### Work item
Whenever a line contains the string "symbol", copy it out of the entries.

____ Data records

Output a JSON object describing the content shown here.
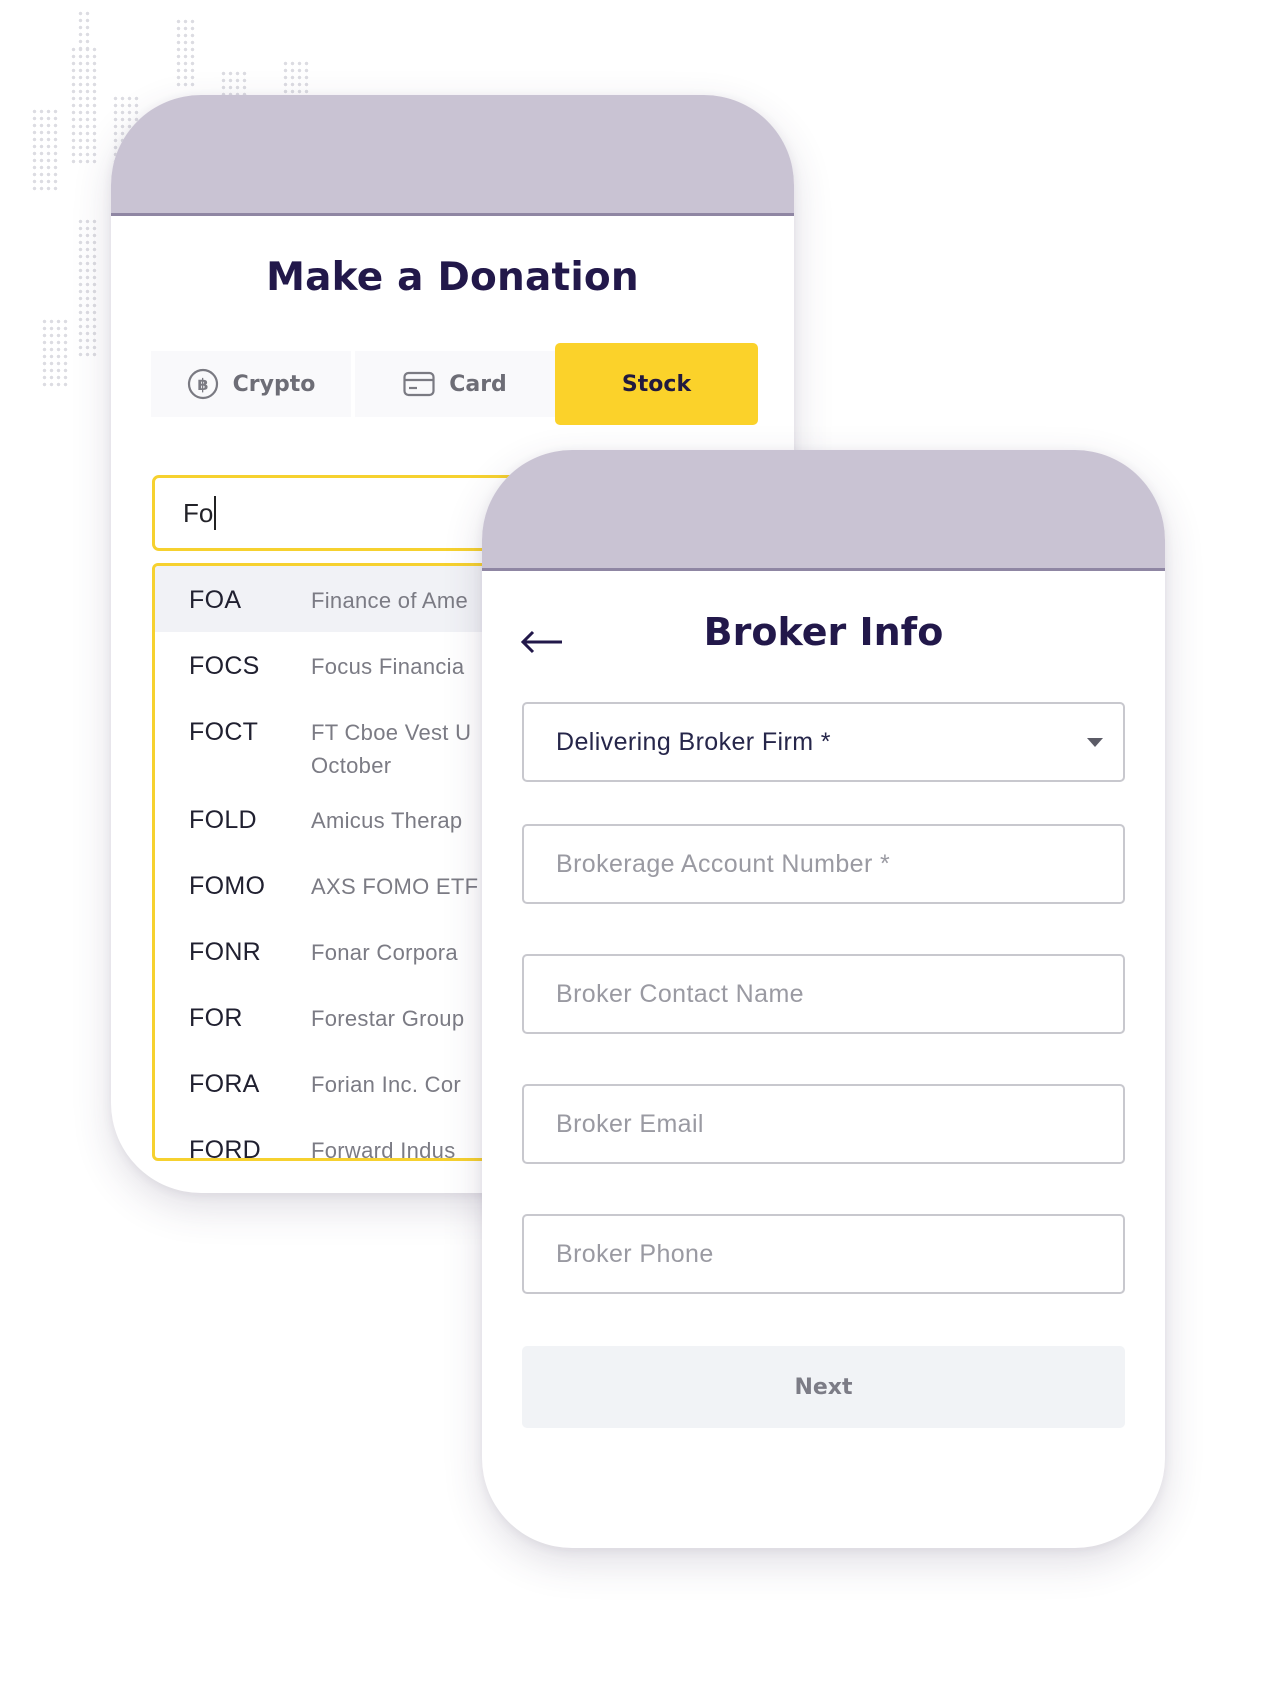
{
  "donation": {
    "title": "Make a Donation",
    "tabs": [
      {
        "label": "Crypto",
        "icon": "bitcoin-icon",
        "selected": false
      },
      {
        "label": "Card",
        "icon": "credit-card-icon",
        "selected": false
      },
      {
        "label": "Stock",
        "icon": null,
        "selected": true
      }
    ],
    "search_value": "Fo",
    "results": [
      {
        "symbol": "FOA",
        "name": "Finance of Ame",
        "highlighted": true
      },
      {
        "symbol": "FOCS",
        "name": "Focus Financia"
      },
      {
        "symbol": "FOCT",
        "name": "FT Cboe Vest U October"
      },
      {
        "symbol": "FOLD",
        "name": "Amicus Therap"
      },
      {
        "symbol": "FOMO",
        "name": "AXS FOMO ETF"
      },
      {
        "symbol": "FONR",
        "name": "Fonar Corpora"
      },
      {
        "symbol": "FOR",
        "name": "Forestar Group"
      },
      {
        "symbol": "FORA",
        "name": "Forian Inc. Cor"
      },
      {
        "symbol": "FORD",
        "name": "Forward Indus"
      }
    ]
  },
  "broker": {
    "title": "Broker Info",
    "back_icon": "arrow-left-icon",
    "firm_select": "Delivering Broker Firm *",
    "fields": [
      {
        "placeholder": "Brokerage Account Number *"
      },
      {
        "placeholder": "Broker Contact Name"
      },
      {
        "placeholder": "Broker Email"
      },
      {
        "placeholder": "Broker Phone"
      }
    ],
    "next_label": "Next"
  },
  "colors": {
    "accent_yellow": "#fbd22a",
    "header_lavender": "#c9c3d3",
    "title_navy": "#22184a"
  }
}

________

### Written response
        "symbol": "FOA",
        "symbol": "FOCS",
        "symbol": "FOCT",
        "symbol": "FOLD",
        "symbol": "FOMO",
        "symbol": "FONR",
        "symbol": "FOR",
        "symbol": "FORA",
        "symbol": "FORD",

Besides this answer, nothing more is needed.